Note Rush is a note reading app that is simple, intuitive, and fun. Unlike other note identification apps that present a note and require the user to name the note by letter name, Note Rush “listens” using the iPad’s microphone to identify whether the user is playing the correct piano key. It’s so important for students to learn to associate staff positions with the corresponding piano key in the correct octave, and Note Rush encourages this!
The app automatically calibrates to the piano, allowing the app to be useable even if the piano may be slightly out-of-tune.
Allowing you to choose from a variety of levels — covering various ranges of notes in treble clef, bass clef, or the entire grand staff — the app is customizable to the user’s ability.
Because the rounds are timed, students are invited to repeat the rounds to try to improve their times.
The three themes appeal to a wide range of students while not creating a distraction through too many options.
Note: I bought this app. As always, my reviews contain my honest opinion.
The Note Rush developer has kindly offered two promo codes for a giveaway! For a chance to win a free download of Note Rush, leave a comment below before Tuesday, June 28 at midnight (Eastern time) sharing your favorite aspect of Note Rush. Two winners will be randomly chosen and contacted the following day.

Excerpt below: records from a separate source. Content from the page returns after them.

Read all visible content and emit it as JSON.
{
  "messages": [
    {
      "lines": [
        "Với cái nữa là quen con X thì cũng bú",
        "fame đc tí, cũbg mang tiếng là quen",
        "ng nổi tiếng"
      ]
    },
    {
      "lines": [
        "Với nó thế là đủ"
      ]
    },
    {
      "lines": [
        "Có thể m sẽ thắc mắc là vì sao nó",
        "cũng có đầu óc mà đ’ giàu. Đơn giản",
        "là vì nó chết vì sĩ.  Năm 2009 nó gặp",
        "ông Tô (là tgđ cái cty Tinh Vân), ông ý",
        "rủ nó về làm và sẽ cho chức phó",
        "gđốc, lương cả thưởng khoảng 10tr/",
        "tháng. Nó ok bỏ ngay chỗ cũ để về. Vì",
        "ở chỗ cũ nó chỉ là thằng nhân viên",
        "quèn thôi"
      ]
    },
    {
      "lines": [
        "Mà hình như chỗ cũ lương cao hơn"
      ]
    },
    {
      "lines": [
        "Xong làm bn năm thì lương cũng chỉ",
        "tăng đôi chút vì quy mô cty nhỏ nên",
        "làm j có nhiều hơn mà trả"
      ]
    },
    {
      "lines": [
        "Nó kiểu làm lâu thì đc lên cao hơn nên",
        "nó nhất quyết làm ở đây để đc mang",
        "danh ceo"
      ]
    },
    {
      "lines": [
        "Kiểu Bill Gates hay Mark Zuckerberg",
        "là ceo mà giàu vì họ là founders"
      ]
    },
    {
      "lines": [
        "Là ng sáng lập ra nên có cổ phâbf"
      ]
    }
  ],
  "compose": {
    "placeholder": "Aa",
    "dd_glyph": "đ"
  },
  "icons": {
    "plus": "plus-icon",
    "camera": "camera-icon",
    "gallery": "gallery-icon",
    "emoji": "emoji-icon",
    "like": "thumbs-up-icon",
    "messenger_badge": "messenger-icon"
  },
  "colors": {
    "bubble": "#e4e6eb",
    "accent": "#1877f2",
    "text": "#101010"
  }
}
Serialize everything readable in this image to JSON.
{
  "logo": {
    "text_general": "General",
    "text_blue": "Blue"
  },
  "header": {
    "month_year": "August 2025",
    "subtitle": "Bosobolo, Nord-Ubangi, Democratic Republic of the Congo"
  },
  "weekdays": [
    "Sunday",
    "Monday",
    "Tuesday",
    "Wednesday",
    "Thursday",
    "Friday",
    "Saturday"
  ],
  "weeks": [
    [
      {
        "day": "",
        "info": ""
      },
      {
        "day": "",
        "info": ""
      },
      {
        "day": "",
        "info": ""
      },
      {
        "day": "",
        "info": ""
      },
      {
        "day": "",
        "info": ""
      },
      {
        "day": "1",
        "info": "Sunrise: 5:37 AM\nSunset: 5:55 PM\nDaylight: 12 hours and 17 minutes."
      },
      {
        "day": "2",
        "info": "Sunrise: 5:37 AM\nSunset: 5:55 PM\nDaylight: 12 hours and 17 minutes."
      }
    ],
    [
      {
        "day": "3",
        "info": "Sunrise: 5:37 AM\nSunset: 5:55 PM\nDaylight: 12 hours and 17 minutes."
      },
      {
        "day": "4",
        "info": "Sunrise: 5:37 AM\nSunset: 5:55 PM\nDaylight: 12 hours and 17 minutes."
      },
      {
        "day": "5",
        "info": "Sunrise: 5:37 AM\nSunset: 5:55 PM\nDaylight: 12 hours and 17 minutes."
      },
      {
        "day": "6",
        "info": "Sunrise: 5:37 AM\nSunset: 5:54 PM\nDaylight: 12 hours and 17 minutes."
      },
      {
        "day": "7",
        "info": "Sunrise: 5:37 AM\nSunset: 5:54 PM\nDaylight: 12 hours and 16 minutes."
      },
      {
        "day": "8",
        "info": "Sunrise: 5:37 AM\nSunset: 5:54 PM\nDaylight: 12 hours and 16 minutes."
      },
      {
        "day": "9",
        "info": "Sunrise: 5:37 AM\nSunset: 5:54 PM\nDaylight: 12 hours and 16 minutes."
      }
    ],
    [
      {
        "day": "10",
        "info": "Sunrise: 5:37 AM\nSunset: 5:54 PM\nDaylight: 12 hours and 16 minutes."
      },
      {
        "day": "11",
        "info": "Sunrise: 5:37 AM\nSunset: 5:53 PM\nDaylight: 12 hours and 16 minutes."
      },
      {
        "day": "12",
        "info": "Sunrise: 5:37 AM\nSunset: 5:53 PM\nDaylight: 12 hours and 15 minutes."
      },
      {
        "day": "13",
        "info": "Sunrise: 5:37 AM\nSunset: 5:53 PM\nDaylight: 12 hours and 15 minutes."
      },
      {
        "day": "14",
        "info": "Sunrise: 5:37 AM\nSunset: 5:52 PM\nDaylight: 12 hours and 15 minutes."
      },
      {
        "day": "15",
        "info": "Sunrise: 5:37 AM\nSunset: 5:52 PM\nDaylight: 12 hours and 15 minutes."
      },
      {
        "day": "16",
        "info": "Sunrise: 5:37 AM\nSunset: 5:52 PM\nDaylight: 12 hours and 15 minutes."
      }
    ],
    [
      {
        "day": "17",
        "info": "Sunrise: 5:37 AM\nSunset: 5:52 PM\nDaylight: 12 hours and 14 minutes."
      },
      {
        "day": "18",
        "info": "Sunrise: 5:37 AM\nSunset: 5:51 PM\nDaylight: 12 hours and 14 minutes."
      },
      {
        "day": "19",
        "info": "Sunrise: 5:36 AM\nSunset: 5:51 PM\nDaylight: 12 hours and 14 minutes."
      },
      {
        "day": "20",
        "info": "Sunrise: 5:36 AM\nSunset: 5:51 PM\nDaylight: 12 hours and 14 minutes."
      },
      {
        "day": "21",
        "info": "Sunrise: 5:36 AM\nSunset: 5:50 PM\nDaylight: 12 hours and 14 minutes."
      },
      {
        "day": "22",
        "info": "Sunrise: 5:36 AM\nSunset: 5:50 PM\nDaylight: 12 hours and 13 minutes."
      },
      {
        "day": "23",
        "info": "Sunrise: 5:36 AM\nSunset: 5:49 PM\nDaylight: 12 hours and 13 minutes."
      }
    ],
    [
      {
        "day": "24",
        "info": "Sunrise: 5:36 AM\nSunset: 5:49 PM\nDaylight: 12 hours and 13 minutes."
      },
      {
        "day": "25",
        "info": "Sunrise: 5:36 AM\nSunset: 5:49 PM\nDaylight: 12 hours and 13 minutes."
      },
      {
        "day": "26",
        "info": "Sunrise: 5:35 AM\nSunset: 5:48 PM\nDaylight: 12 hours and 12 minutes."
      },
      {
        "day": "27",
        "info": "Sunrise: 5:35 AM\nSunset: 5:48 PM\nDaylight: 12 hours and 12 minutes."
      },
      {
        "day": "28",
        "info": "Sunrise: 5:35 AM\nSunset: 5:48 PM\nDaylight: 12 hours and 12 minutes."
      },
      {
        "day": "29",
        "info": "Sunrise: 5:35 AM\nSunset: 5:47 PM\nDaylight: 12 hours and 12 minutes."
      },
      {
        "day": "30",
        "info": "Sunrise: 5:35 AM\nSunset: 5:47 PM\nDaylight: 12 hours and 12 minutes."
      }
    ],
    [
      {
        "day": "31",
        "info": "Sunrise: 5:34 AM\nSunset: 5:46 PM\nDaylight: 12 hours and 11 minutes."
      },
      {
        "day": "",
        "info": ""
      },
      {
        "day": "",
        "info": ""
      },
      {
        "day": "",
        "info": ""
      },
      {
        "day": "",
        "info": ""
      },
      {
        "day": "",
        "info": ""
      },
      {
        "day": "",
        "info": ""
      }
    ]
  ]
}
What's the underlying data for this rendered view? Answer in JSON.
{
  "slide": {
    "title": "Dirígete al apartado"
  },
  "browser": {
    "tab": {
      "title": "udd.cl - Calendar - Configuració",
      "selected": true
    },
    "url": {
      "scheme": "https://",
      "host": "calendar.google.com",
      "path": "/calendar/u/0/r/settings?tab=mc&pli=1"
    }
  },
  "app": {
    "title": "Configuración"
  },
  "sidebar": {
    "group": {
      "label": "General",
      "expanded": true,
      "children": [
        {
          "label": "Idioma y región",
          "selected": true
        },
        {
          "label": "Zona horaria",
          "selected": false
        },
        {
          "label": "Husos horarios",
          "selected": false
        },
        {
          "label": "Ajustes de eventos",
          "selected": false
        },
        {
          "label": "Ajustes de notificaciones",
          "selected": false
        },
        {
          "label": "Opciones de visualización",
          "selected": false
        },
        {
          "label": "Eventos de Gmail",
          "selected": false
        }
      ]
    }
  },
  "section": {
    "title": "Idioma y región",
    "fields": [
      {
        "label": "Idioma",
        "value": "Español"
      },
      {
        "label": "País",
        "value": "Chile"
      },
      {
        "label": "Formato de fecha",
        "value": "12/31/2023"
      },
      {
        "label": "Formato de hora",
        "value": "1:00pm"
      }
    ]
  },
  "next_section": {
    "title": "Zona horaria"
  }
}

I’m excited to announce today a brand new experiment — read on.
Periscope is a platform (for iOS or Android) that allows users to broadcast a live video feed. Many bloggers and personalities are taking advantage of this relatively new platform to reach out and interact with their followers in a unique way.
Blogger and piano teacher Jennifer Foxx has already used Periscope a couple of times to talk about new products and giveaways.
Elizabeth Gutierrez is using Periscope for her Piano Play-Along series on her blog, PianoTeacherCamp.com. In her Piano Play-Alongs, teachers can learn and study repertoire together and talk about how to teach it.
So, I thought I’d jump on the bandwagon and try out Periscope as a way to create short, interactive talks about piano pedagogy. If it works out, I would love for this to become a weekly thing. If you have questions or ideas for what we could address in Periscope discussions, please submit those ideas here!
Interested? Here’s how to participate:
First, download the Periscope app (for iOS or Android). You can either login using an existing Twitter account, or create a brand new login.
Search for Joy Morin and click “follow.”
You will receive a notification when I start a broadcast (I’m planning on Monday at noon Eastern time). During the broadcast, you can type to post comments or questions.
If you aren’t available Monday at noon, the broadcast will be available for replay within Periscope for 24 hours. After that time, I’ll have the video available via YouTube here on the blog.